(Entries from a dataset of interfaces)
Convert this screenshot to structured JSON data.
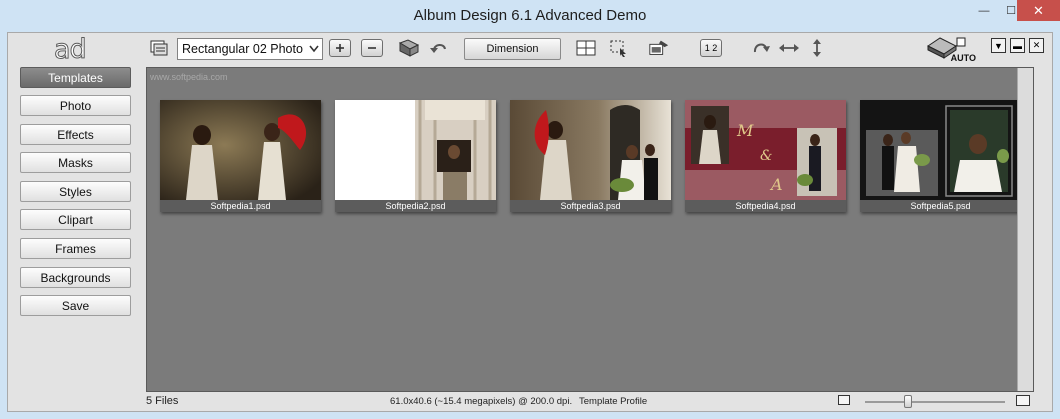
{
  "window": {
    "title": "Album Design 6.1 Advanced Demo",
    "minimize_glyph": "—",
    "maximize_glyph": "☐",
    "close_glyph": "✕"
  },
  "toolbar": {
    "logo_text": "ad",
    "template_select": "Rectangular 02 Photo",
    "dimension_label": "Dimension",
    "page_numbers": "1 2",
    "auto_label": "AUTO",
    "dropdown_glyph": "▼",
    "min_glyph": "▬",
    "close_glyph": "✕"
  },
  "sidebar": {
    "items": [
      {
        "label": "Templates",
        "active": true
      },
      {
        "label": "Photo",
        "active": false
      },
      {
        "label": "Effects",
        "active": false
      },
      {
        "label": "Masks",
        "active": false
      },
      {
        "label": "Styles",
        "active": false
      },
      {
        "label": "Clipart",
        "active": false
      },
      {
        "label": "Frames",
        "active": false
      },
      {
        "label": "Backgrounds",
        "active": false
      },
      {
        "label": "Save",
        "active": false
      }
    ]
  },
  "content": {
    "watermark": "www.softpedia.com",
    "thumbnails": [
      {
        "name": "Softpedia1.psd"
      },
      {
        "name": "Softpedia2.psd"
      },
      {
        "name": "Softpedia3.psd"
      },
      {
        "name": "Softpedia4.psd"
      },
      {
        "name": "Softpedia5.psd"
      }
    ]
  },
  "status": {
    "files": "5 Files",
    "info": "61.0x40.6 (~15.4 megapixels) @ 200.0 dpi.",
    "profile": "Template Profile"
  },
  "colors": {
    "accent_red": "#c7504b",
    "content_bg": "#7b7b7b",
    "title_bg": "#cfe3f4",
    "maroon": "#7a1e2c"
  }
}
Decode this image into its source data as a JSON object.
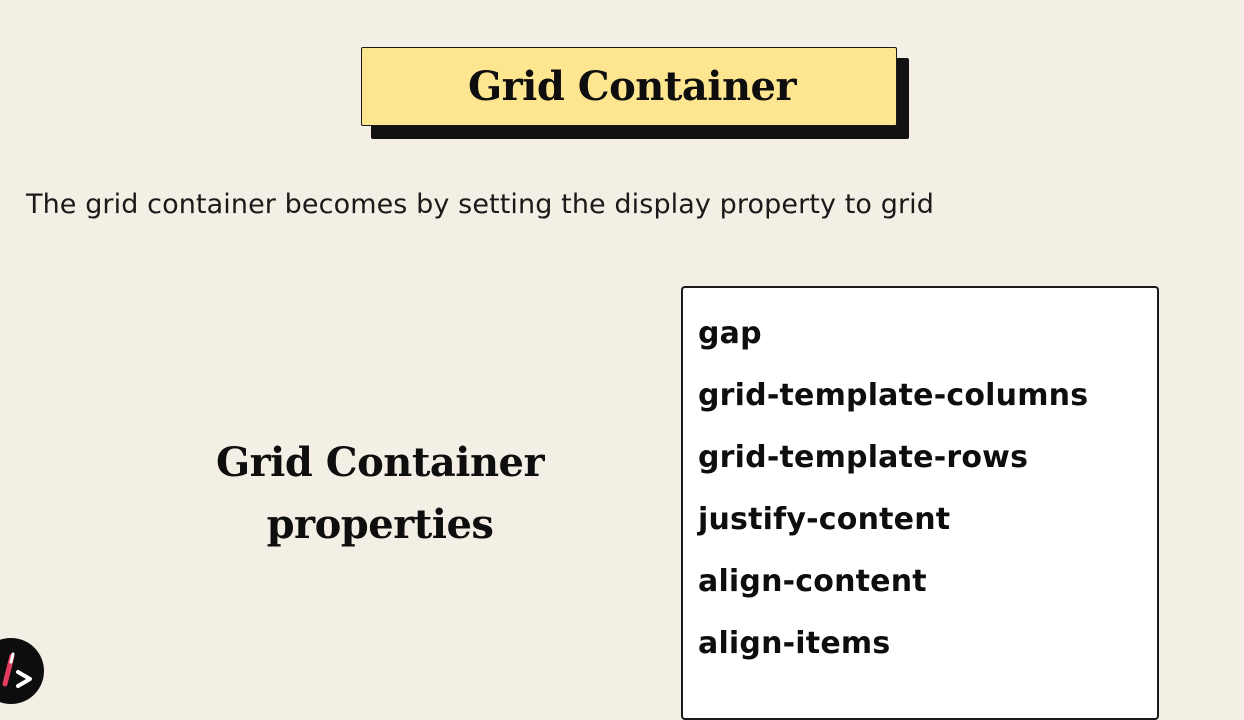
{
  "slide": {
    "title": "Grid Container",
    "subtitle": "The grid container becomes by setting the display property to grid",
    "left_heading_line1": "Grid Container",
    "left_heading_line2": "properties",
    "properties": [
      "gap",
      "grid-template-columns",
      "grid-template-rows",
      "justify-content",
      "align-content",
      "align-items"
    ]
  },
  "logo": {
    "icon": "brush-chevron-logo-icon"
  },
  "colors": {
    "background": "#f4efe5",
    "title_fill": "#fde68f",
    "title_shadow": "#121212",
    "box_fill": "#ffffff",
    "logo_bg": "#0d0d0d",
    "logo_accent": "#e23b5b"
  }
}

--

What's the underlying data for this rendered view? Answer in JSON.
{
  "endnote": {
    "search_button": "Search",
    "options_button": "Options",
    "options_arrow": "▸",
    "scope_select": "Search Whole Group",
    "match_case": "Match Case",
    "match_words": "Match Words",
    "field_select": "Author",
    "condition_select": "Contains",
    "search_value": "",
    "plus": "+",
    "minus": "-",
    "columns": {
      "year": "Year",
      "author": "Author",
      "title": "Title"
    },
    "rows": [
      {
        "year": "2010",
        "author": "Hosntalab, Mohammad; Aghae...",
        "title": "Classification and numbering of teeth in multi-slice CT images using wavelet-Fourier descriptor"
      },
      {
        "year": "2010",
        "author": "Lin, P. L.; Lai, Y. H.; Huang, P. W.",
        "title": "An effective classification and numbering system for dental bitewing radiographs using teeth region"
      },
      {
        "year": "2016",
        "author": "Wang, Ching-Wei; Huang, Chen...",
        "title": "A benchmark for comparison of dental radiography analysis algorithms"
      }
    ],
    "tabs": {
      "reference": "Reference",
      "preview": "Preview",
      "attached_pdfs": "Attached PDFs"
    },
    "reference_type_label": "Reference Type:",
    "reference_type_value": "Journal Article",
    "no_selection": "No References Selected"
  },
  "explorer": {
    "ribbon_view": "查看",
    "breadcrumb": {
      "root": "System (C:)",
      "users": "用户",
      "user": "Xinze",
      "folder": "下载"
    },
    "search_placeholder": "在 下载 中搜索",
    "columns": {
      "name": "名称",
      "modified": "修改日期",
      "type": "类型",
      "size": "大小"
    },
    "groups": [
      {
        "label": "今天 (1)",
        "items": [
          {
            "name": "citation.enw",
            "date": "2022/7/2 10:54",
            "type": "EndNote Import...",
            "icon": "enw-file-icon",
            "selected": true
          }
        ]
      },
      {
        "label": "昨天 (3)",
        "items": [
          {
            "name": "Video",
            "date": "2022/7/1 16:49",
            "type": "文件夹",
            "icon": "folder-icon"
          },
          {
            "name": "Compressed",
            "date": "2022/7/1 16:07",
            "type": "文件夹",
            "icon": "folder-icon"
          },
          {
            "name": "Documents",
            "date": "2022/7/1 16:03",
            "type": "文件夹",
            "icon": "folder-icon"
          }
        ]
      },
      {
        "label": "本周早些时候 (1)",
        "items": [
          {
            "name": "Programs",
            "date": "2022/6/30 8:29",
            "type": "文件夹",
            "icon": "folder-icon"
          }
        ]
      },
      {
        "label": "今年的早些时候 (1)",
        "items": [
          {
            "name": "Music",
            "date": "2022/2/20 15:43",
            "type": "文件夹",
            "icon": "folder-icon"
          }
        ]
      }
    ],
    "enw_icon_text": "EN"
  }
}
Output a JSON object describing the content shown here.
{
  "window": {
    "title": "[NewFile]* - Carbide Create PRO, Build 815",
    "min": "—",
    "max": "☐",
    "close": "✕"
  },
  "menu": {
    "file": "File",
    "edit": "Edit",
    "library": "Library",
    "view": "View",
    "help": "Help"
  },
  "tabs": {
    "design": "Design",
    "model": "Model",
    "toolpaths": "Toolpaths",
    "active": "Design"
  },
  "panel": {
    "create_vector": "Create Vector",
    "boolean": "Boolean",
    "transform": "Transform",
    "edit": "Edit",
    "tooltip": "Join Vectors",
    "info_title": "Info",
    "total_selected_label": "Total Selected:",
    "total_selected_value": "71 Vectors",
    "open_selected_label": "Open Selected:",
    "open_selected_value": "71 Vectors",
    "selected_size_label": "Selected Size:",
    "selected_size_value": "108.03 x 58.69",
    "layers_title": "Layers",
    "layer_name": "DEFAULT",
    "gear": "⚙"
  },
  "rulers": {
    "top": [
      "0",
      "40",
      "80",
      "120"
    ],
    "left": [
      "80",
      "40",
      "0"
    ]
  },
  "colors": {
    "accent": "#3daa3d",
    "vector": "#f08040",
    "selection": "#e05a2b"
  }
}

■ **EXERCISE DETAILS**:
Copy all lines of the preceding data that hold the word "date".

■ **EXERCISE OUTPUT**:
            "date": "2022/7/2 10:54",
            "date": "2022/7/1 16:49",
            "date": "2022/7/1 16:07",
            "date": "2022/7/1 16:03",
            "date": "2022/6/30 8:29",
            "date": "2022/2/20 15:43",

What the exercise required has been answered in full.